Sabatti describes the trigger mech as a 3-lever design and make no mention as to adjustability. It offers a medium/wide slightly curved blade about 1/3rd of the way forward from the rear of the guard, which in combination with the pistol grip sets the finger position easily for a first pad contact. It breaks at a crisp 2lb with no creep at all, and though a light release it’s totally readable. The safety pushes forward to FIRE and reverses for SAFE where it still gives bolt operation. The action cocks on opening and the bolt lever is a long tear drop style that offers plenty to get hold of! Even with its full Picatinny scope rail, there’s plenty of room underneath, aided by a generous ejection port for single loading etc.
For the test, I fitted a Harris BRS bipod on a Picatinny adaptor and Range Right provided a Konus-Pro 6-24x52 F30 scope in the first focal plane. I set this up in Sportsmatch, reach-forward mounts. Fully bombed up, the STR was going 16 lbs+, so a heavy but stable package. Ammunition went to three types/weights Hornady 150-grain GMX Superformance, GGG’s new 168-grain HPBT Match and Hornady’s latest 178-grain Precision Hunter that uses their new ELD-X bullet, which is supposed to be the ‘mutts nuts’! I chose to use a moderator as I would be outside and wanted to keep it as quite as possible. A call to UK Custom Shop got me a 5/8 x 24” bridge (muzzle adaptor) and .30” cal baffle stack, which I fitted to my modular system Wildcat EVO 10. Sorted!
The STR comes together well and when adjusted feels like part of you. Unfortunately, the weather did not allow pushing the range due to rain, but if results at 100m were indicative of ability, then I have few complaints. I started off with the 168-grain GGG, which was quoting 2641 fps with the rifle achieving 2658 fps, with an extreme spread (ES) of 26 fps and a 0.5” group. The Precision Hunter states 2600 fps and was giving 2547 fps with a 49 fps ES and .57” group; again pretty good. Best, and most surprising of all, was the 150-grain Superformance, which was cutting one-hole groups little larger than .35” with a quoted 2940 fps that translated into a real-time speed of 2934 fps and an amazing ES of just 15 fps. Damn rifle shoots, no doubt!
These figures lead me to conclude that the 1-12 twist does suit the lighter bullets better, as the GGG shot marginally tighter than the heaviest Precision Hunter load, though neither was bad in terms of accuracy potential. As to the efficiency of the MRR rifling, well, it certainly suited the GMX’s non-lead, monolithic build, which is not always the case with conventional forms. But a back to back test with conventional cut rifling would tell the truth.
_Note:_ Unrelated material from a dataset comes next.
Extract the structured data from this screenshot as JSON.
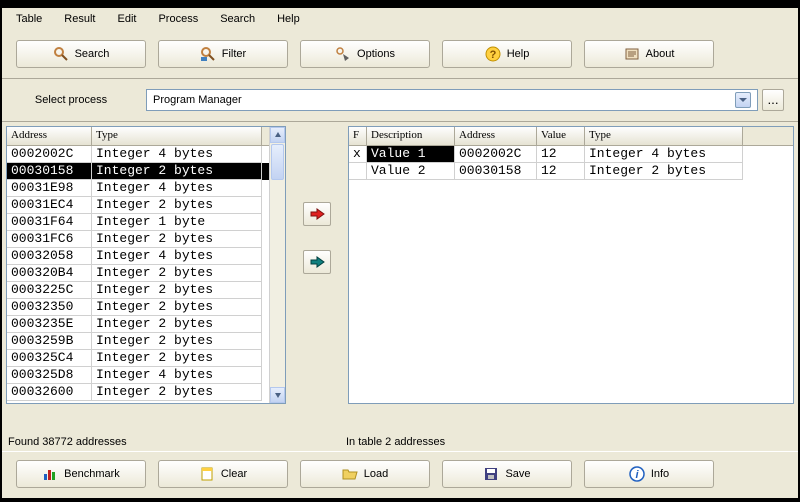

However, if the STR can shoot that way then I am most impressed and all for the thick end of £2000, which and by comparison to other tactical-type guns is a steal; especially when you consider its performance potential!